• _Exercise_
Each entry needs to be retyped exactly, with nothing added or dropped.
--
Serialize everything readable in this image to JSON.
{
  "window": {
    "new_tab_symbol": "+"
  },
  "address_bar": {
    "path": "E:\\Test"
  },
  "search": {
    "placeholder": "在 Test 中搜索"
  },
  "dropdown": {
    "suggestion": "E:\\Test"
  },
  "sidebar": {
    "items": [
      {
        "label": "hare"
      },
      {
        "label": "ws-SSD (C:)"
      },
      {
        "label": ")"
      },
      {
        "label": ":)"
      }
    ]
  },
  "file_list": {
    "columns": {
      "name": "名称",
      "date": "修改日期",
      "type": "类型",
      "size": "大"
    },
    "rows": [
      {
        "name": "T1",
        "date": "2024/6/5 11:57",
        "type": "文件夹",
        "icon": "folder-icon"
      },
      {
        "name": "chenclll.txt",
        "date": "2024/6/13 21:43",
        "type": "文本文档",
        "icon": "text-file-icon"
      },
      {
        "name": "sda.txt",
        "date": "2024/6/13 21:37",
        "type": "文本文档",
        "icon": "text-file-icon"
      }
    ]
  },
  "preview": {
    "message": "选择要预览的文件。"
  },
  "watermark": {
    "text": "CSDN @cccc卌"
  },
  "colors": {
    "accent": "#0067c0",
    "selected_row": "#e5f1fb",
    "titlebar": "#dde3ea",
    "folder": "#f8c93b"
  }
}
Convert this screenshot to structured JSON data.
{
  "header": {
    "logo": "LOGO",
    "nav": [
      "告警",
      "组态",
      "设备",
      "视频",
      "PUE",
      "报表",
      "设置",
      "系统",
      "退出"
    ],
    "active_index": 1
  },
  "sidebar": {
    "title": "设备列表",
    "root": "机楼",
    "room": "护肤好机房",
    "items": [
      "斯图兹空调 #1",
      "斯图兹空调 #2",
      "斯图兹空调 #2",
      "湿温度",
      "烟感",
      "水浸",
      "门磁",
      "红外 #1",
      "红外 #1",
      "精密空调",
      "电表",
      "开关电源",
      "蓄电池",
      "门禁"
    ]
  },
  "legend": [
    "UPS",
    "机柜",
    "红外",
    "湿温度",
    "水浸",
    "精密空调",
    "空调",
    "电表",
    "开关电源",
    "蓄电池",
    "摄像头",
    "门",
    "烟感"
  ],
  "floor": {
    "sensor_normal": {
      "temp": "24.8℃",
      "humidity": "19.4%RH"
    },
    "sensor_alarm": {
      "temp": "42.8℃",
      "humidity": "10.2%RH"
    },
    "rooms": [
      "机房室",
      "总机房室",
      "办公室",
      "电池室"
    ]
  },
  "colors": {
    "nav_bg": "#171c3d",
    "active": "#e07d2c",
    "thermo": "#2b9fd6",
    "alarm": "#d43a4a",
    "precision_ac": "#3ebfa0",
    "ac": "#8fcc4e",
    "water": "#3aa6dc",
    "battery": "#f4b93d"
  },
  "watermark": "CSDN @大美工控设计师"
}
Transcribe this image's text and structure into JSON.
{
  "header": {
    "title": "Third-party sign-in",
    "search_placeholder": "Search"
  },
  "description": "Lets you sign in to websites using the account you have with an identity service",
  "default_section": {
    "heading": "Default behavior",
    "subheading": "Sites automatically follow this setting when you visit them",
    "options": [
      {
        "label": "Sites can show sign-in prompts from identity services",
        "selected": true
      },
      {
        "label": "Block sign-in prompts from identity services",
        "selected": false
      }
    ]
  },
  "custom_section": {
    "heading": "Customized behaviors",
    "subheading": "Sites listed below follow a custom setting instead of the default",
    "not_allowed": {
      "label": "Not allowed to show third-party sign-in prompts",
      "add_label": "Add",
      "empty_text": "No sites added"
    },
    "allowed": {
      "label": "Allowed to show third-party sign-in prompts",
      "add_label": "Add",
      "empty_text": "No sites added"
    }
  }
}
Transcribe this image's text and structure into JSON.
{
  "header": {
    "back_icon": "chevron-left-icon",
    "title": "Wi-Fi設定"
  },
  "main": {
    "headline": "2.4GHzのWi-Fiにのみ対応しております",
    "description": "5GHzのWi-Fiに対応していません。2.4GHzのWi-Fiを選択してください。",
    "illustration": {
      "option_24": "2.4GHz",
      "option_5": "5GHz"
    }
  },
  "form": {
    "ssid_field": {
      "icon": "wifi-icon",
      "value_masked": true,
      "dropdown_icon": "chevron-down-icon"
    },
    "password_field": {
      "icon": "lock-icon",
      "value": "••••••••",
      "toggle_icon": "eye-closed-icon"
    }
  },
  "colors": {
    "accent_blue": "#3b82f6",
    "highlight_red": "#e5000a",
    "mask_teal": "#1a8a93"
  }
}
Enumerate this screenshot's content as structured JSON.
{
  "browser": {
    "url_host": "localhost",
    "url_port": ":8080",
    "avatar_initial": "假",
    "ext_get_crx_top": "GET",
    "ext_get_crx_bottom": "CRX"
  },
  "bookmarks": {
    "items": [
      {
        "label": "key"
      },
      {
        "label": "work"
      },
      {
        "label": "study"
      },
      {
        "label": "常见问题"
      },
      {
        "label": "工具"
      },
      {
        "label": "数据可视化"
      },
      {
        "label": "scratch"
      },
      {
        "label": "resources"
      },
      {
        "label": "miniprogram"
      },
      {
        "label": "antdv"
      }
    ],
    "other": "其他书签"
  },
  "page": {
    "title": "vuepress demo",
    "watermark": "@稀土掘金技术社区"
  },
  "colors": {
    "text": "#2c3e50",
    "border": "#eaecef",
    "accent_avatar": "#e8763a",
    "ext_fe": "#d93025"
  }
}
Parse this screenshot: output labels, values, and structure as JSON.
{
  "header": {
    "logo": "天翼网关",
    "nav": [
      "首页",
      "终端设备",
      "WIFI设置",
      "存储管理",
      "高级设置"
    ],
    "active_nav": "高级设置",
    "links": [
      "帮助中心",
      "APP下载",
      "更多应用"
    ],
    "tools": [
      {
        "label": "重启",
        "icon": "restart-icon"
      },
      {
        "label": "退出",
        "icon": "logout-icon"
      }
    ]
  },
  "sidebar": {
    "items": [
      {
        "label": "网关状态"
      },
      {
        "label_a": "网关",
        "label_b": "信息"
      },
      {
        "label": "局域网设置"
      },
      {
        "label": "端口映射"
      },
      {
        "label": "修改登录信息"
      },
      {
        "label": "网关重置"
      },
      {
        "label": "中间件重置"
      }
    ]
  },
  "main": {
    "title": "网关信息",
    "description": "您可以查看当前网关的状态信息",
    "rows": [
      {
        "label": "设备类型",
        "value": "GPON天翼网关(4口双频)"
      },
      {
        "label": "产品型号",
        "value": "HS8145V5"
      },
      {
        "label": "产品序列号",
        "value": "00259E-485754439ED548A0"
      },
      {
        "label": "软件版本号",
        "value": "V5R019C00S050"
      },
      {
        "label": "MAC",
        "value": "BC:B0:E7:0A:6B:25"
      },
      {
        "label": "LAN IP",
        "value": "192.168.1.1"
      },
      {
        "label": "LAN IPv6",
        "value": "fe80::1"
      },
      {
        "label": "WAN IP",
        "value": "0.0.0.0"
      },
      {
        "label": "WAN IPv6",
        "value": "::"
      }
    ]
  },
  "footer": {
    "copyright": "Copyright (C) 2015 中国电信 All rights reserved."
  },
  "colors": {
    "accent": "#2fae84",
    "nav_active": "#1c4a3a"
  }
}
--
• _Solution_
Serialize everything readable in this image to JSON.
{
  "window": {
    "new_tab_symbol": "+"
  },
  "address_bar": {
    "path": "E:\\Test"
  },
  "search": {
    "placeholder": "在 Test 中搜索"
  },
  "dropdown": {
    "suggestion": "E:\\Test"
  },
  "sidebar": {
    "items": [
      {
        "label": "hare"
      },
      {
        "label": "ws-SSD (C:)"
      },
      {
        "label": ")"
      },
      {
        "label": ":)"
      }
    ]
  },
  "file_list": {
    "columns": {
      "name": "名称",
      "date": "修改日期",
      "type": "类型",
      "size": "大"
    },
    "rows": [
      {
        "name": "T1",
        "date": "2024/6/5 11:57",
        "type": "文件夹",
        "icon": "folder-icon"
      },
      {
        "name": "chenclll.txt",
        "date": "2024/6/13 21:43",
        "type": "文本文档",
        "icon": "text-file-icon"
      },
      {
        "name": "sda.txt",
        "date": "2024/6/13 21:37",
        "type": "文本文档",
        "icon": "text-file-icon"
      }
    ]
  },
  "preview": {
    "message": "选择要预览的文件。"
  },
  "watermark": {
    "text": "CSDN @cccc卌"
  },
  "colors": {
    "accent": "#0067c0",
    "selected_row": "#e5f1fb",
    "titlebar": "#dde3ea",
    "folder": "#f8c93b"
  }
}
Convert this screenshot to structured JSON data.
{
  "header": {
    "logo": "LOGO",
    "nav": [
      "告警",
      "组态",
      "设备",
      "视频",
      "PUE",
      "报表",
      "设置",
      "系统",
      "退出"
    ],
    "active_index": 1
  },
  "sidebar": {
    "title": "设备列表",
    "root": "机楼",
    "room": "护肤好机房",
    "items": [
      "斯图兹空调 #1",
      "斯图兹空调 #2",
      "斯图兹空调 #2",
      "湿温度",
      "烟感",
      "水浸",
      "门磁",
      "红外 #1",
      "红外 #1",
      "精密空调",
      "电表",
      "开关电源",
      "蓄电池",
      "门禁"
    ]
  },
  "legend": [
    "UPS",
    "机柜",
    "红外",
    "湿温度",
    "水浸",
    "精密空调",
    "空调",
    "电表",
    "开关电源",
    "蓄电池",
    "摄像头",
    "门",
    "烟感"
  ],
  "floor": {
    "sensor_normal": {
      "temp": "24.8℃",
      "humidity": "19.4%RH"
    },
    "sensor_alarm": {
      "temp": "42.8℃",
      "humidity": "10.2%RH"
    },
    "rooms": [
      "机房室",
      "总机房室",
      "办公室",
      "电池室"
    ]
  },
  "colors": {
    "nav_bg": "#171c3d",
    "active": "#e07d2c",
    "thermo": "#2b9fd6",
    "alarm": "#d43a4a",
    "precision_ac": "#3ebfa0",
    "ac": "#8fcc4e",
    "water": "#3aa6dc",
    "battery": "#f4b93d"
  },
  "watermark": "CSDN @大美工控设计师"
}
Transcribe this image's text and structure into JSON.
{
  "header": {
    "title": "Third-party sign-in",
    "search_placeholder": "Search"
  },
  "description": "Lets you sign in to websites using the account you have with an identity service",
  "default_section": {
    "heading": "Default behavior",
    "subheading": "Sites automatically follow this setting when you visit them",
    "options": [
      {
        "label": "Sites can show sign-in prompts from identity services",
        "selected": true
      },
      {
        "label": "Block sign-in prompts from identity services",
        "selected": false
      }
    ]
  },
  "custom_section": {
    "heading": "Customized behaviors",
    "subheading": "Sites listed below follow a custom setting instead of the default",
    "not_allowed": {
      "label": "Not allowed to show third-party sign-in prompts",
      "add_label": "Add",
      "empty_text": "No sites added"
    },
    "allowed": {
      "label": "Allowed to show third-party sign-in prompts",
      "add_label": "Add",
      "empty_text": "No sites added"
    }
  }
}
Transcribe this image's text and structure into JSON.
{
  "header": {
    "back_icon": "chevron-left-icon",
    "title": "Wi-Fi設定"
  },
  "main": {
    "headline": "2.4GHzのWi-Fiにのみ対応しております",
    "description": "5GHzのWi-Fiに対応していません。2.4GHzのWi-Fiを選択してください。",
    "illustration": {
      "option_24": "2.4GHz",
      "option_5": "5GHz"
    }
  },
  "form": {
    "ssid_field": {
      "icon": "wifi-icon",
      "value_masked": true,
      "dropdown_icon": "chevron-down-icon"
    },
    "password_field": {
      "icon": "lock-icon",
      "value": "••••••••",
      "toggle_icon": "eye-closed-icon"
    }
  },
  "colors": {
    "accent_blue": "#3b82f6",
    "highlight_red": "#e5000a",
    "mask_teal": "#1a8a93"
  }
}
Enumerate this screenshot's content as structured JSON.
{
  "browser": {
    "url_host": "localhost",
    "url_port": ":8080",
    "avatar_initial": "假",
    "ext_get_crx_top": "GET",
    "ext_get_crx_bottom": "CRX"
  },
  "bookmarks": {
    "items": [
      {
        "label": "key"
      },
      {
        "label": "work"
      },
      {
        "label": "study"
      },
      {
        "label": "常见问题"
      },
      {
        "label": "工具"
      },
      {
        "label": "数据可视化"
      },
      {
        "label": "scratch"
      },
      {
        "label": "resources"
      },
      {
        "label": "miniprogram"
      },
      {
        "label": "antdv"
      }
    ],
    "other": "其他书签"
  },
  "page": {
    "title": "vuepress demo",
    "watermark": "@稀土掘金技术社区"
  },
  "colors": {
    "text": "#2c3e50",
    "border": "#eaecef",
    "accent_avatar": "#e8763a",
    "ext_fe": "#d93025"
  }
}
Parse this screenshot: output labels, values, and structure as JSON.
{
  "header": {
    "logo": "天翼网关",
    "nav": [
      "首页",
      "终端设备",
      "WIFI设置",
      "存储管理",
      "高级设置"
    ],
    "active_nav": "高级设置",
    "links": [
      "帮助中心",
      "APP下载",
      "更多应用"
    ],
    "tools": [
      {
        "label": "重启",
        "icon": "restart-icon"
      },
      {
        "label": "退出",
        "icon": "logout-icon"
      }
    ]
  },
  "sidebar": {
    "items": [
      {
        "label": "网关状态"
      },
      {
        "label_a": "网关",
        "label_b": "信息"
      },
      {
        "label": "局域网设置"
      },
      {
        "label": "端口映射"
      },
      {
        "label": "修改登录信息"
      },
      {
        "label": "网关重置"
      },
      {
        "label": "中间件重置"
      }
    ]
  },
  "main": {
    "title": "网关信息",
    "description": "您可以查看当前网关的状态信息",
    "rows": [
      {
        "label": "设备类型",
        "value": "GPON天翼网关(4口双频)"
      },
      {
        "label": "产品型号",
        "value": "HS8145V5"
      },
      {
        "label": "产品序列号",
        "value": "00259E-485754439ED548A0"
      },
      {
        "label": "软件版本号",
        "value": "V5R019C00S050"
      },
      {
        "label": "MAC",
        "value": "BC:B0:E7:0A:6B:25"
      },
      {
        "label": "LAN IP",
        "value": "192.168.1.1"
      },
      {
        "label": "LAN IPv6",
        "value": "fe80::1"
      },
      {
        "label": "WAN IP",
        "value": "0.0.0.0"
      },
      {
        "label": "WAN IPv6",
        "value": "::"
      }
    ]
  },
  "footer": {
    "copyright": "Copyright (C) 2015 中国电信 All rights reserved."
  },
  "colors": {
    "accent": "#2fae84",
    "nav_active": "#1c4a3a"
  }
}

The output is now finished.